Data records
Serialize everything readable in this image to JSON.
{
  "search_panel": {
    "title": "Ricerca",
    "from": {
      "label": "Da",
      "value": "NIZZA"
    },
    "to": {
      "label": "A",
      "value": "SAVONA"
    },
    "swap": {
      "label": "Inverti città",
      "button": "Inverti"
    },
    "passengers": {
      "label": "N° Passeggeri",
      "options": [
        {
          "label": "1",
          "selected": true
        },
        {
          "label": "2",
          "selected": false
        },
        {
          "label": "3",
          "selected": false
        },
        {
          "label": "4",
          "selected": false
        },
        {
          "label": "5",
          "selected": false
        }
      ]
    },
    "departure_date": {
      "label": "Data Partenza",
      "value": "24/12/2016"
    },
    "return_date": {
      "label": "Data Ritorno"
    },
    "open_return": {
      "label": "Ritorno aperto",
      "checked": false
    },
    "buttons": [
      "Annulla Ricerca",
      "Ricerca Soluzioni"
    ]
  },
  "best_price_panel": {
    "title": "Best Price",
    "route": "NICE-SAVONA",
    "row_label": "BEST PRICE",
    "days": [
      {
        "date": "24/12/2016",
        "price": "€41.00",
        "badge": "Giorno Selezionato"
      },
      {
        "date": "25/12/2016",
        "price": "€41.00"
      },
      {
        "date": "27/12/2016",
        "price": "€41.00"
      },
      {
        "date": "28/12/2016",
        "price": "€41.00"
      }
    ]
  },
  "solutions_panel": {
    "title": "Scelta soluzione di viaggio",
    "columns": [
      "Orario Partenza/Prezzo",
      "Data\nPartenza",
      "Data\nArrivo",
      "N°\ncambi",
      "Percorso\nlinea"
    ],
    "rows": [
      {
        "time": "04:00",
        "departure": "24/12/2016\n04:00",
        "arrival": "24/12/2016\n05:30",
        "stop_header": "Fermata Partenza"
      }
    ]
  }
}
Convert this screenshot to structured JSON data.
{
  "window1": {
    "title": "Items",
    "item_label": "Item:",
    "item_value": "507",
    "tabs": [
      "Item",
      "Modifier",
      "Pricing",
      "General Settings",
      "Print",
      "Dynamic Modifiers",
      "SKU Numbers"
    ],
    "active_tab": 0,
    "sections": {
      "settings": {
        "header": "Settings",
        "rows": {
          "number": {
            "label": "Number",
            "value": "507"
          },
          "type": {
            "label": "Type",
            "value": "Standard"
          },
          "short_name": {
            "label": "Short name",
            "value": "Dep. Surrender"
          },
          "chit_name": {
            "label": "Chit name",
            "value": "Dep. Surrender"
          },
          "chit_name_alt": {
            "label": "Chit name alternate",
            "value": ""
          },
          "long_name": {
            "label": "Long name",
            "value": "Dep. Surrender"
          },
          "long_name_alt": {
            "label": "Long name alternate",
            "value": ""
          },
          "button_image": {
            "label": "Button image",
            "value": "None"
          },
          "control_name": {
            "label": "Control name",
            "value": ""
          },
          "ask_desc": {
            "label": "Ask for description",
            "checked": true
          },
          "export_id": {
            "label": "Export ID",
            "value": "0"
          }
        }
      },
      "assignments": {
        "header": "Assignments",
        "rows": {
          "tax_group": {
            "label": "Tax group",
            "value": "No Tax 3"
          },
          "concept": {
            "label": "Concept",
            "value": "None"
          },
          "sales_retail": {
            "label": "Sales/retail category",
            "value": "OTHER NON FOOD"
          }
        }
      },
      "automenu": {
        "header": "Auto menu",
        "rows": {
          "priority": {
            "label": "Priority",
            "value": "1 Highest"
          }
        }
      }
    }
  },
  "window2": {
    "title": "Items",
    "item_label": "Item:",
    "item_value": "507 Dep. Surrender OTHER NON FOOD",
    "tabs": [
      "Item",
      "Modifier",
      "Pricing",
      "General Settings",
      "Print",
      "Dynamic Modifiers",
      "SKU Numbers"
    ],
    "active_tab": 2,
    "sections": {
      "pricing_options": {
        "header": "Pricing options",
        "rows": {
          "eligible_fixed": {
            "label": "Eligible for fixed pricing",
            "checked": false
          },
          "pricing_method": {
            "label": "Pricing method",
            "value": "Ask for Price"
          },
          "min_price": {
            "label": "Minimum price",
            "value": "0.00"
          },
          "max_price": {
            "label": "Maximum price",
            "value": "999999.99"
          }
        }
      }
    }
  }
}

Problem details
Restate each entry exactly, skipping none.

Reply to the task
Serialize everything readable in this image to JSON.
{
  "search_panel": {
    "title": "Ricerca",
    "from": {
      "label": "Da",
      "value": "NIZZA"
    },
    "to": {
      "label": "A",
      "value": "SAVONA"
    },
    "swap": {
      "label": "Inverti città",
      "button": "Inverti"
    },
    "passengers": {
      "label": "N° Passeggeri",
      "options": [
        {
          "label": "1",
          "selected": true
        },
        {
          "label": "2",
          "selected": false
        },
        {
          "label": "3",
          "selected": false
        },
        {
          "label": "4",
          "selected": false
        },
        {
          "label": "5",
          "selected": false
        }
      ]
    },
    "departure_date": {
      "label": "Data Partenza",
      "value": "24/12/2016"
    },
    "return_date": {
      "label": "Data Ritorno"
    },
    "open_return": {
      "label": "Ritorno aperto",
      "checked": false
    },
    "buttons": [
      "Annulla Ricerca",
      "Ricerca Soluzioni"
    ]
  },
  "best_price_panel": {
    "title": "Best Price",
    "route": "NICE-SAVONA",
    "row_label": "BEST PRICE",
    "days": [
      {
        "date": "24/12/2016",
        "price": "€41.00",
        "badge": "Giorno Selezionato"
      },
      {
        "date": "25/12/2016",
        "price": "€41.00"
      },
      {
        "date": "27/12/2016",
        "price": "€41.00"
      },
      {
        "date": "28/12/2016",
        "price": "€41.00"
      }
    ]
  },
  "solutions_panel": {
    "title": "Scelta soluzione di viaggio",
    "columns": [
      "Orario Partenza/Prezzo",
      "Data\nPartenza",
      "Data\nArrivo",
      "N°\ncambi",
      "Percorso\nlinea"
    ],
    "rows": [
      {
        "time": "04:00",
        "departure": "24/12/2016\n04:00",
        "arrival": "24/12/2016\n05:30",
        "stop_header": "Fermata Partenza"
      }
    ]
  }
}
Convert this screenshot to structured JSON data.
{
  "window1": {
    "title": "Items",
    "item_label": "Item:",
    "item_value": "507",
    "tabs": [
      "Item",
      "Modifier",
      "Pricing",
      "General Settings",
      "Print",
      "Dynamic Modifiers",
      "SKU Numbers"
    ],
    "active_tab": 0,
    "sections": {
      "settings": {
        "header": "Settings",
        "rows": {
          "number": {
            "label": "Number",
            "value": "507"
          },
          "type": {
            "label": "Type",
            "value": "Standard"
          },
          "short_name": {
            "label": "Short name",
            "value": "Dep. Surrender"
          },
          "chit_name": {
            "label": "Chit name",
            "value": "Dep. Surrender"
          },
          "chit_name_alt": {
            "label": "Chit name alternate",
            "value": ""
          },
          "long_name": {
            "label": "Long name",
            "value": "Dep. Surrender"
          },
          "long_name_alt": {
            "label": "Long name alternate",
            "value": ""
          },
          "button_image": {
            "label": "Button image",
            "value": "None"
          },
          "control_name": {
            "label": "Control name",
            "value": ""
          },
          "ask_desc": {
            "label": "Ask for description",
            "checked": true
          },
          "export_id": {
            "label": "Export ID",
            "value": "0"
          }
        }
      },
      "assignments": {
        "header": "Assignments",
        "rows": {
          "tax_group": {
            "label": "Tax group",
            "value": "No Tax 3"
          },
          "concept": {
            "label": "Concept",
            "value": "None"
          },
          "sales_retail": {
            "label": "Sales/retail category",
            "value": "OTHER NON FOOD"
          }
        }
      },
      "automenu": {
        "header": "Auto menu",
        "rows": {
          "priority": {
            "label": "Priority",
            "value": "1 Highest"
          }
        }
      }
    }
  },
  "window2": {
    "title": "Items",
    "item_label": "Item:",
    "item_value": "507 Dep. Surrender OTHER NON FOOD",
    "tabs": [
      "Item",
      "Modifier",
      "Pricing",
      "General Settings",
      "Print",
      "Dynamic Modifiers",
      "SKU Numbers"
    ],
    "active_tab": 2,
    "sections": {
      "pricing_options": {
        "header": "Pricing options",
        "rows": {
          "eligible_fixed": {
            "label": "Eligible for fixed pricing",
            "checked": false
          },
          "pricing_method": {
            "label": "Pricing method",
            "value": "Ask for Price"
          },
          "min_price": {
            "label": "Minimum price",
            "value": "0.00"
          },
          "max_price": {
            "label": "Maximum price",
            "value": "999999.99"
          }
        }
      }
    }
  }
}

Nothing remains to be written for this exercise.